by Rob Williams on September 20, 2019 in Processors
Having taken a look at Linux performance with AMD’s Ryzen 5 6-core 3600X and 4-core 3400G last week, we’re now turning our attention to Windows. We’re tackling everything from encoding to rendering and math to gaming with the ultimate goal of finding out how these chips stack up, and see where the greatest strengths lay.
In recent years, we haven’t had a huge gaming focus in our CPU reviews, simply because we’ve had so much other testing to take care of, some of which isn’t tackled many other places (if anywhere else on a regular basis). But, with such a massive focus on gaming with this launch, we had to renew our focus, and thus, we have three games and a couple of synthetic benchmarks on-hand to help.

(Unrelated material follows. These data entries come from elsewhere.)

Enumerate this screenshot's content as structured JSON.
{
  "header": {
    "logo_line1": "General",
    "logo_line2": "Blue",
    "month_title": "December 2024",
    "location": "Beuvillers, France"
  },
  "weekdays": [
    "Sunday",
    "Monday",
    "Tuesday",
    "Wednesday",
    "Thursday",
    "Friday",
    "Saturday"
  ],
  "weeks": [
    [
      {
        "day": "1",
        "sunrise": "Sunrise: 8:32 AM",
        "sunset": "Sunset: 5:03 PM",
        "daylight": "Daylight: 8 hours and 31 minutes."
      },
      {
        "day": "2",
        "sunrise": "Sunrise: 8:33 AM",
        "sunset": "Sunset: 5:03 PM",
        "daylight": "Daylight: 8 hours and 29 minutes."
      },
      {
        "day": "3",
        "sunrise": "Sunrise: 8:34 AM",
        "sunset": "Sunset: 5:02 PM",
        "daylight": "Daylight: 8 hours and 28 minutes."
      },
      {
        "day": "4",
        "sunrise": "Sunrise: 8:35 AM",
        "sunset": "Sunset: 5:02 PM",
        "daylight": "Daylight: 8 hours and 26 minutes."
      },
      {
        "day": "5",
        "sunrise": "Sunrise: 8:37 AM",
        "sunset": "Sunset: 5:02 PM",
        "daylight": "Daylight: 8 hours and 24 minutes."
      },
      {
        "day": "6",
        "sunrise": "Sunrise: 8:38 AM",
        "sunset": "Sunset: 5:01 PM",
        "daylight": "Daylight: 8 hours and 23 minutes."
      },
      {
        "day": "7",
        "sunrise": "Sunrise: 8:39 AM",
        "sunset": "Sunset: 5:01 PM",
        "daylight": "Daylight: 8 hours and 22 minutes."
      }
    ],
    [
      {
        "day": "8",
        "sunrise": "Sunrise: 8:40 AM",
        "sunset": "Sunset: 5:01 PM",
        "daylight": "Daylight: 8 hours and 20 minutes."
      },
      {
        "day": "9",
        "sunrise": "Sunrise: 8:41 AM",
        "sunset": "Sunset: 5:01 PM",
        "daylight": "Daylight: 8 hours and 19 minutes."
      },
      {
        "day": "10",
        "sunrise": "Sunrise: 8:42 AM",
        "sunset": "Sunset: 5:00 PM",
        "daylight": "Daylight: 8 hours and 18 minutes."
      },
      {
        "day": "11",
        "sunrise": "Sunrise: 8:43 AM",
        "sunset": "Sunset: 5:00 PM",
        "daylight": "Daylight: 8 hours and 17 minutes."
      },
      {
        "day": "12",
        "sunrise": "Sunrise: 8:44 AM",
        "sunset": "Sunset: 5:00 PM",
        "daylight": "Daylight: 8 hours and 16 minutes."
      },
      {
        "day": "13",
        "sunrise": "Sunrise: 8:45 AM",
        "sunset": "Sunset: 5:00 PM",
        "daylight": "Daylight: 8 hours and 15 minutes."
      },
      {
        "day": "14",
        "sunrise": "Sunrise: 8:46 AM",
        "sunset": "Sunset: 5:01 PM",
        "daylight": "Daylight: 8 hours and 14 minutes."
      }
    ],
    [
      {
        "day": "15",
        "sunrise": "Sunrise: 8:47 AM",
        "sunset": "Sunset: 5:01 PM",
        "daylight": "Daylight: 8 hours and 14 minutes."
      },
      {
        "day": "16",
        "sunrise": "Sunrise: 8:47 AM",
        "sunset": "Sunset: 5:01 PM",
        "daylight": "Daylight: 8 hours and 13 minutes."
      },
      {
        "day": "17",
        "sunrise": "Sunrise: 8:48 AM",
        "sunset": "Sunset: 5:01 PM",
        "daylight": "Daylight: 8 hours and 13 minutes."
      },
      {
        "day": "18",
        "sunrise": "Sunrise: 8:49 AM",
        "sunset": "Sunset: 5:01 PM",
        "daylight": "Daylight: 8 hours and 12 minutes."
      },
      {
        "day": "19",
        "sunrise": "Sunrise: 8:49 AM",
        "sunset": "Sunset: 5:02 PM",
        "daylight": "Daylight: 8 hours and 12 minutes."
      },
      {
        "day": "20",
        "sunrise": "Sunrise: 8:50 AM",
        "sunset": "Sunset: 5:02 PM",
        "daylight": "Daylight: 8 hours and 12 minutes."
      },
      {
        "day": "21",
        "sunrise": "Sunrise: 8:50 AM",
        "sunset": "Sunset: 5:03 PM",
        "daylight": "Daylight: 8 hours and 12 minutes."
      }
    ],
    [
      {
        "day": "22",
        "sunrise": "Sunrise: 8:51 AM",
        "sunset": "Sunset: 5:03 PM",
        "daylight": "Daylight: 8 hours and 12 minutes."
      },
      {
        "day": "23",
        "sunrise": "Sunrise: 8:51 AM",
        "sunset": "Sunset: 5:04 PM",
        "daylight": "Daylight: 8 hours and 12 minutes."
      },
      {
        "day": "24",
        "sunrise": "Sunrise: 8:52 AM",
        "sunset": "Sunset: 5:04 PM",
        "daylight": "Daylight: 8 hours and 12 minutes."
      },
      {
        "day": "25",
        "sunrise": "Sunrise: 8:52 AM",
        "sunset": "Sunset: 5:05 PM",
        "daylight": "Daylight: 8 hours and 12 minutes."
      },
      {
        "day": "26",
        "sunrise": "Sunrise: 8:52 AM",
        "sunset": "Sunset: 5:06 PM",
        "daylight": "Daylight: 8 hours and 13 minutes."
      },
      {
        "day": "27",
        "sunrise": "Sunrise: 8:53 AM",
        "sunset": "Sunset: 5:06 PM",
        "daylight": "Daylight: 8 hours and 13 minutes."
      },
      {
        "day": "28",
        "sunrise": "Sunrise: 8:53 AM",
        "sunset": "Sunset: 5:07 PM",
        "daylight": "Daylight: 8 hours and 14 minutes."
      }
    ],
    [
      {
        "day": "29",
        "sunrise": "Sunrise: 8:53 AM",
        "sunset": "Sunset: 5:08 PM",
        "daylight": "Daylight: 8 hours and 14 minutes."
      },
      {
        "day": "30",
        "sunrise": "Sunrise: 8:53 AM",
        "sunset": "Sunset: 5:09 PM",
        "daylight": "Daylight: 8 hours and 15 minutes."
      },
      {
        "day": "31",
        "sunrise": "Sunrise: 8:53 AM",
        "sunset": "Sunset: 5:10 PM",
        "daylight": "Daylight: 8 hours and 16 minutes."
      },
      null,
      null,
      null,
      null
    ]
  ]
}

For our testing with real games, we’re sticking to testing with 1080p and 4K resolutions. If we’re going to benchmark games, it makes sense to us to run them at realistic resolutions, because a gain seen at 720p or lower quite literally doesn’t matter if there’s no differences seen at higher resolutions people actually play at.
Nonetheless, we’re up for suggestions on how to expand our gaming testing for CPU reviews. We already have a robust collection for our actual gaming GPU reviews, but when testing for CPUs, it can be hard to find good scaling. For this reason, we chose to start with two eSports titles here, as well as a high-end game, Far Cry 5. Synthetics will be shown after the real game results.
Counter-Strike: Global Offensive
Intel regularly touts that its CPUs are best for gaming, and based on CS: GO, that’s hard to argue. While 100s of FPS are not going to matter to most people, it’s clear that if you want as much of a guarantee as possible that you will hit peak framerates, the 9900K is pretty tasty. For those who are not quite as dependent on sky-high FPS, all of the CPUs can handle the game at 4K/100 with ease. With the 3600X appearing 4th in the list, it shows that AMD is definitely providing a solid, but cheaper alternative to the 9900K, at least with CS: GO.
That all being said, you’ll still likely get better overall performance on faster single-threaded CPUs, with possibly less hitching. Sadly, hitching can even exist on the highest-end of systems, so it’s hard to truly future-proof anything. Hopefully we’ll reach a day when such game niggles are a thing of the past (now there’s some naive thinking).
Far Cry 5
CS: GO proved that your CPU can matter quite a bit in games if high frame rates are your goal, and Far Cry 5 changes nothing about that statement unless we’re talking about 4K. At 1080p, Intel’s 6- and 8-core chips have a clear lead, while poor Threadripper optimization for gaming results in the 32-core model sitting at the absolute bottom. Meanwhile, the modest 3400G sits ahead of it!
At 4K, the 2990WX still sits at bottom, but advantages with all of the others appear to go right out the window. That’s ultimately a good thing, since it means high-resolution is much more dependent on the GPU than it is the CPU.
Tom Clancy’s Rainbow Six Siege
Siege scales quite well on CPUs at 1080p, reaching almost 300 FPS with the TITAN Xp and Core i9-9900K. That’s an interesting value to take note of, since CS: GO peaked at 235 FPS, despite Siege looking graphically more impressive. At 4K, the gains across the stack are minor.
We’re not really sure what we should be taking away from 3DMark runs in CPU reviews, but with the DX11 test, the 6-core 8700K aligns with the 3600X, flip-flopping strengths in each test. In the DirectX 12 test, things change a bit, with Intel having a stronger lead overall. At least according to 3DMark, the 4-core APUs will really hold back your gaming overall (which is probably fair to say by this point).